The rich are different — and not in a good way, studies suggest
Psychologist and social scientist Dacher Keltner says the rich really are different, and not in a good way: Their life experience makes them less empathetic, less altruistic, and generally more selfish.
In fact, he says, the philosophical battle over economics, taxes, debt ceilings and defaults that are now roiling the stock market is partly rooted in an upper class "ideology of self-interest."
“We have now done 12 separate studies measuring empathy in every way imaginable, social behavior in every way, and some work on compassion and it’s the same story,” he said. “Lower class people just show more empathy, more prosocial behavior, more compassion, no matter how you look at it.”
In an academic version of a Depression-era Frank Capra movie, Keltner and co-authors of an article called
“Social Class as Culture: The Convergence of Resources and Rank in the Social Realm,” published this week in the journal Current Directions in Psychological Science, argue that “upper-class rank perceptions trigger a focus away from the context toward the self….”
In other words, rich people are more likely to think about themselves. “They think that economic success and political outcomes, and personal outcomes, have to do with individual behavior, a good work ethic,” said Keltner, a professor of psychology at the University of California, Berkeley.
Because the rich gloss over the ways family connections, money and education helped, they come to denigrate the role of government and vigorously oppose taxes to fund it.
Originally posted by lacrimosa
ive allways considered myseld a nice person, and never wished misfortune on anyone. but i have limits.

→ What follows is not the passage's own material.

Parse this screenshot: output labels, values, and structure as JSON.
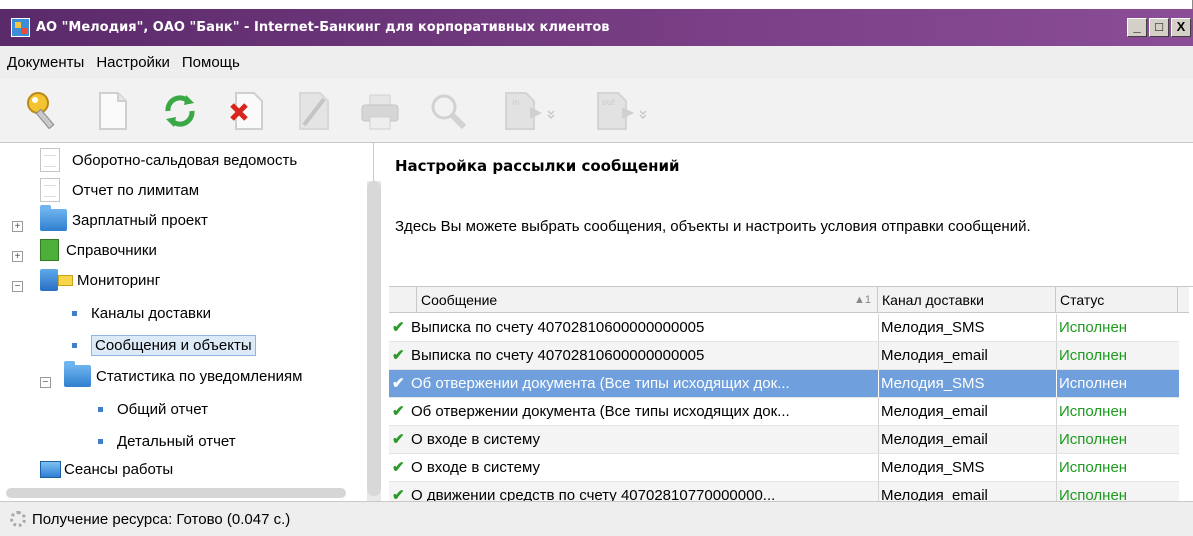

i hope one day these people experience having to live each day as it comes. for their own sake.